Many assumed Trump’s campaign promises of huge projects to rebuild America’s crumbling infrastructure would be bankrolled by government debt and tax-payer money. But the administration’s budget proposal actually cut infrastructure spending, leaving us to wonder whether there is any momentum at all for this important part of his agenda.
Head of both the president’s business advisory council and private-equity firm Blackstone, Stephen Schwarzman, had an answer to our question over the weekend. On Saturday, Blackstone announced plans to create a US$40 billion infrastructure fund to focus on US projects, with US$20 billion coming from Saudi Arabia’s largest sovereign wealth fund.
“Through the equity in this vehicle and additional debt financing, Blackstone expects to invest in more than $100bn of infrastructure projects, principally in the US,” a statement from Blackstone and the Saudi fund said.
Gillian Tett at the Financial Times asks: what should investors make of this? She points out that business leaders’ time spent with the Trump administration is paying off, with Blackstone’s share price surging following the deal. Another lesson is that non-US governments and investors have found that a focus on US infrastructure is an easy way to win points with the president.

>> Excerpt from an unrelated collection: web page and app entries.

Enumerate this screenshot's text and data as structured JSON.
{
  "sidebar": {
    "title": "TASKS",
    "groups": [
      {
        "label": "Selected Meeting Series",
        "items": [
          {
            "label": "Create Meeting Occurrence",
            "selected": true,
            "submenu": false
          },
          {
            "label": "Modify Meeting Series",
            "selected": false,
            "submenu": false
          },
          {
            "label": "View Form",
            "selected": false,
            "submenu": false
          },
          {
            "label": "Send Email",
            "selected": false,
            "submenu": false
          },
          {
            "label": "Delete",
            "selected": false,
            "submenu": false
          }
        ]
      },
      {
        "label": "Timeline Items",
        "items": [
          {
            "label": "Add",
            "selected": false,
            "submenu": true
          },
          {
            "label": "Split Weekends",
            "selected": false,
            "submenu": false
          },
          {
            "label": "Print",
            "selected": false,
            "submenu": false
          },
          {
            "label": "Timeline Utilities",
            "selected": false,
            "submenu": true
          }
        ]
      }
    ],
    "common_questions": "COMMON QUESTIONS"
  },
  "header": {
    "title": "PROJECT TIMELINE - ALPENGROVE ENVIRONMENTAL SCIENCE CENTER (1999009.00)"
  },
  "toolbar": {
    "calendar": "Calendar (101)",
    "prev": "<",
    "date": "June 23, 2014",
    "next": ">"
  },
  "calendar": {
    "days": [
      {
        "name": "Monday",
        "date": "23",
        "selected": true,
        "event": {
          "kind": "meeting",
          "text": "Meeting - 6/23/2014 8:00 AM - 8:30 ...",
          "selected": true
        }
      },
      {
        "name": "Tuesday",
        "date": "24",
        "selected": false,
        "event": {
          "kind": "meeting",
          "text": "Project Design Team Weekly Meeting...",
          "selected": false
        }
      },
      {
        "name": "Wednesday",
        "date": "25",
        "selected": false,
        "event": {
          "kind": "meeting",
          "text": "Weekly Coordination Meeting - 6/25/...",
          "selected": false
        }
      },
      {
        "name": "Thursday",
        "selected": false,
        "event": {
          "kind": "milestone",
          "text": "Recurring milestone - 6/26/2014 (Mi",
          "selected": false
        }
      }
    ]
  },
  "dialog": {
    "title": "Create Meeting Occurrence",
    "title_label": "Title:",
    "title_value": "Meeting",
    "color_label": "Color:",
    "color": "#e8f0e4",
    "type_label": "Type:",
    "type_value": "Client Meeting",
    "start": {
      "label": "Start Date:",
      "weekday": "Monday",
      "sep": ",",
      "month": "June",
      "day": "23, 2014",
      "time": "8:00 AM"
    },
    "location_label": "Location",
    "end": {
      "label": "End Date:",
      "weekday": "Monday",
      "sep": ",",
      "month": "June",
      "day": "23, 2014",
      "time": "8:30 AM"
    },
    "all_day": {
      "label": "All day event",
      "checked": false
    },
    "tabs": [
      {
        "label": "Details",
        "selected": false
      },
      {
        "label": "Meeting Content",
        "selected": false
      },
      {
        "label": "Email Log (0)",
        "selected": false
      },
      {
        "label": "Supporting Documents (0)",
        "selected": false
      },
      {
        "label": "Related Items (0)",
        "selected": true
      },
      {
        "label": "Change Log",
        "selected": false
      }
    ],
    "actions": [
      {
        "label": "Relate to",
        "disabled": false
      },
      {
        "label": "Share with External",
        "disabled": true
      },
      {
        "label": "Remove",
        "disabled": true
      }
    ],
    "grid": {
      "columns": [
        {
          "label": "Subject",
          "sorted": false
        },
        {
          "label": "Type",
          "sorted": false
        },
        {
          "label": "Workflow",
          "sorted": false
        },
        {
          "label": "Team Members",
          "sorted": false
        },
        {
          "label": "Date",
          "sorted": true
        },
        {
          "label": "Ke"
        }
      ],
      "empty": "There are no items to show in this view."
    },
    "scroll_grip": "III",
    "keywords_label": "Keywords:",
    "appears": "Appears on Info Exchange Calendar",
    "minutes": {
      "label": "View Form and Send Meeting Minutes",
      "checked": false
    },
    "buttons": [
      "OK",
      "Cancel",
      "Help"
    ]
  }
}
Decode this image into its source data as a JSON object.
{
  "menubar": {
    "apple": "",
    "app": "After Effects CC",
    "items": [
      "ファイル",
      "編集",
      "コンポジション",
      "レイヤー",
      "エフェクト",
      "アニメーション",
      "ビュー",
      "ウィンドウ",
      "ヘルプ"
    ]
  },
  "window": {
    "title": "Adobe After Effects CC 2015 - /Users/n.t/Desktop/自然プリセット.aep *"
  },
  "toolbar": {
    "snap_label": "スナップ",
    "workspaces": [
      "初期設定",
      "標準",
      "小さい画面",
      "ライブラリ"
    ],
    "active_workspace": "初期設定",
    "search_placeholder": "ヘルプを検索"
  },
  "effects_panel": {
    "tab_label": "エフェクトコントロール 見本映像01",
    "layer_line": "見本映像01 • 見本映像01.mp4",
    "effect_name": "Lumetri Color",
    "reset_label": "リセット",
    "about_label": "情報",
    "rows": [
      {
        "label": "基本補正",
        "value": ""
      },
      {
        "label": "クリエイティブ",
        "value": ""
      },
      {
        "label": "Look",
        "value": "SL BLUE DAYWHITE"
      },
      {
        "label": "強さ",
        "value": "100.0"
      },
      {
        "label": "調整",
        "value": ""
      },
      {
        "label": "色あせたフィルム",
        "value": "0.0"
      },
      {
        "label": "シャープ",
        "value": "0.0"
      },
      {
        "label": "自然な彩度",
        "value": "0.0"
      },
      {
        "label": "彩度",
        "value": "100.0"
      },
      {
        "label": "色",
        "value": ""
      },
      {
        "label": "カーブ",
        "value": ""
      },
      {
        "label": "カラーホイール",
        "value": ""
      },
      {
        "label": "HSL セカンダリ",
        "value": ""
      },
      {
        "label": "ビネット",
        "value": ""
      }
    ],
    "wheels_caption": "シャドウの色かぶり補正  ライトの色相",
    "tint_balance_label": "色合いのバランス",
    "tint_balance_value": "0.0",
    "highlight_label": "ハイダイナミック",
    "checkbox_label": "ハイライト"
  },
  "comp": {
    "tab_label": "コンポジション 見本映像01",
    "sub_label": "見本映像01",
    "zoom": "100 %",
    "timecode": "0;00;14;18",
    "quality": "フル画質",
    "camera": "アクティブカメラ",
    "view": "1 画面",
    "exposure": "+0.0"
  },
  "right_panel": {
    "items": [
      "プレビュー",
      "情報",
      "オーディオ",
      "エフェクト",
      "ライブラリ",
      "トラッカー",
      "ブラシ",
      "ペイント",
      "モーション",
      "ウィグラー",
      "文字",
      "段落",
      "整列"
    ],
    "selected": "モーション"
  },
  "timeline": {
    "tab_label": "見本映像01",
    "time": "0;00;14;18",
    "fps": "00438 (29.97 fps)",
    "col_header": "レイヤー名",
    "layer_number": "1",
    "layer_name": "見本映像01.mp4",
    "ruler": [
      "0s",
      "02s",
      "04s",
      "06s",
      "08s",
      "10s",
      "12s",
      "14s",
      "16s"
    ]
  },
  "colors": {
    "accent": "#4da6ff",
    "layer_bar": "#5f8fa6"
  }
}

But, obviously relying on private resources for infrastructure spending is not going to fly for many projects that can’t generate revenue, and for Trump’s vision of a US$1 trillion infrastructure push to materialize, the budget will have to be changed to reflect that priority — if it truly is one.